Following a brief pause as a heckler was escorted out, the final panel discussion brought Philippe Botteri of Accel Partners together with Nicolas Brusson, co-founder and COO of BlaBlaCar, to discuss how working life will change in the future. Botteri reflected on the mindset changes that need to take place for people, companies and governments. “There is no longer such a thing as a job for life” he said. “People will start to be contracted to help companies achieve missions, be they 3 months or 5 years long, and so social protection policy will have to adapt to deal with this”. Nappex agreed, pointing out that “the students here are likely to have 10 jobs in many careers over their working life. It is up to employers to make sure that every role benefits both the company and the employee”.
Finally, Ed Catmull, co-founder of Pixar Animation Studios, took to the stage to speak about his experiences and to offer some advice for current undergraduates. “Try to like everything. When I started in college, I highlighted all the course I wanted to take, and it worked out that it would have taken me 300 years to do them all” he admitted jokingly. “Try and have a broad knowledge of lots of things – history is a perfect example. Deep experience in one field is also a must, as it changes how you experience the world and how you apply yourself in it”. He also advised to pick a field where the frontier is close, and where your passion lies. “I managed to combine my two passions in Pixar – computer science and animation – and that is why I am still here today”.
It became quite clear that Catmull could relate to the audience, earning a round of applause for his commentary on the term “millennial”. “It’s an inappropriate concept”, he argued, “as the new generation are different, yes, but no more so than any child is from their parent.

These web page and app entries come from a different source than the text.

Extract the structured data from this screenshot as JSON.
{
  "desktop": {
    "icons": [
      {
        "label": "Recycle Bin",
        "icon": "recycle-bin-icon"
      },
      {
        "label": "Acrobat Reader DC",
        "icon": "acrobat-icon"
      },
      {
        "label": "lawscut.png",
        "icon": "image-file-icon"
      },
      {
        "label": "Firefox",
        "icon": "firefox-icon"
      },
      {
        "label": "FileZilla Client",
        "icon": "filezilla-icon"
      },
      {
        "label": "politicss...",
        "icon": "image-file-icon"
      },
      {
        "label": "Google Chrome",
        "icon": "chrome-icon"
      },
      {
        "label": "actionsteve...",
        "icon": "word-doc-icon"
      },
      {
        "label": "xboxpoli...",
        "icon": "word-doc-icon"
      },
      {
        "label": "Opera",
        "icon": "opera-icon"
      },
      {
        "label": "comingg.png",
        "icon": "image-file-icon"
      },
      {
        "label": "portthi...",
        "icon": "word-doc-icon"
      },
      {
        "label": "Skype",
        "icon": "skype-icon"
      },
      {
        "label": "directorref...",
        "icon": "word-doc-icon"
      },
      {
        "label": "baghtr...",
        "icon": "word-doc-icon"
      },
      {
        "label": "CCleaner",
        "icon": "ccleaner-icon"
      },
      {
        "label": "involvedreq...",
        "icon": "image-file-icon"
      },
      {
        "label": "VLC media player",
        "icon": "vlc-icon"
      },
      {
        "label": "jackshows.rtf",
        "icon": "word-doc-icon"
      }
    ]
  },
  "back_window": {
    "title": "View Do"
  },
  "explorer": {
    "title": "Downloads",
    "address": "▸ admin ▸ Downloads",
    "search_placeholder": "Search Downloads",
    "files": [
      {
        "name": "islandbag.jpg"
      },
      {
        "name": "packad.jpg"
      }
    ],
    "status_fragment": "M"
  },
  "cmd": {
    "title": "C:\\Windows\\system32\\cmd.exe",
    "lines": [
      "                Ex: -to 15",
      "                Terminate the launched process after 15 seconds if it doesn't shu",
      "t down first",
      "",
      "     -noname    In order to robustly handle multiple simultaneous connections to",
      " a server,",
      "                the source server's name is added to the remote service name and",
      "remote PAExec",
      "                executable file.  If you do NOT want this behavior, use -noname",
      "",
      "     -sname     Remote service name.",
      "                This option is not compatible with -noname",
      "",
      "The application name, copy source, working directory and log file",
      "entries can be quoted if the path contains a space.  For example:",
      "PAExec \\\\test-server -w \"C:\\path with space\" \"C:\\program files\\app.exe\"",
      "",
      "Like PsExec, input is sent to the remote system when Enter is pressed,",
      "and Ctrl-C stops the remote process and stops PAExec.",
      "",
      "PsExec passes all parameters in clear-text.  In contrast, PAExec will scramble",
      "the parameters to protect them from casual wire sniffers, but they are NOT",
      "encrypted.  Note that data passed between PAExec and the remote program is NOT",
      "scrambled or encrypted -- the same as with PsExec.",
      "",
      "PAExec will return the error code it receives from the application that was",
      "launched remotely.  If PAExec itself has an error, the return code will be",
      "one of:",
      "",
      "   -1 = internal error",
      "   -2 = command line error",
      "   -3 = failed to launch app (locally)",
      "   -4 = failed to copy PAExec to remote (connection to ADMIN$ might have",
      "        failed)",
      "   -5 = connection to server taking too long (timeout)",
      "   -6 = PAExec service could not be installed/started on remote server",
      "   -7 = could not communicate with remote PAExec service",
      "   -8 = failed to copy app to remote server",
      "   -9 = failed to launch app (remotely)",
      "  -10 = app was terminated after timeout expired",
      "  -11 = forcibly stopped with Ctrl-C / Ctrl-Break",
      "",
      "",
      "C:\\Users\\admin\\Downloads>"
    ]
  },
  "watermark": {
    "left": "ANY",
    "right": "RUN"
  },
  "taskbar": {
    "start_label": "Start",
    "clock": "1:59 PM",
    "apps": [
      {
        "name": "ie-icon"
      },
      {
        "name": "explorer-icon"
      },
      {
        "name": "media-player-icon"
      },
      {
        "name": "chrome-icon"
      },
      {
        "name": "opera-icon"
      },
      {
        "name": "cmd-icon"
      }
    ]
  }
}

To say that you are dealing with ‘millennials’, to presume that a label like that tells you something about this group, that’s unhelpful and a disservice to those it tries to describe”. Finally, he spoke about the need for companies to encourage their employees to be creative and to try and remove the fear of failure. “The trick is” he closed with, “how do I encourage an atmosphere where people, such as the audience here tonight, will be able to do things I can’t even conceive of?”
Catmull was followed by the NASDAQ Bell ceremony and closing remarks from Paddy Cosgrave, marking the end of an enjoyable and informative evening.
Photos sourced from the Web Summit at https://www.flickr.com/photos/websummit/
Correction 9/10/15: Nicolas Brusson, co-founder and COO of BlaBlaCar was speaking at the event, not BlaBlaCar CTO Francis Nappez as previously reported.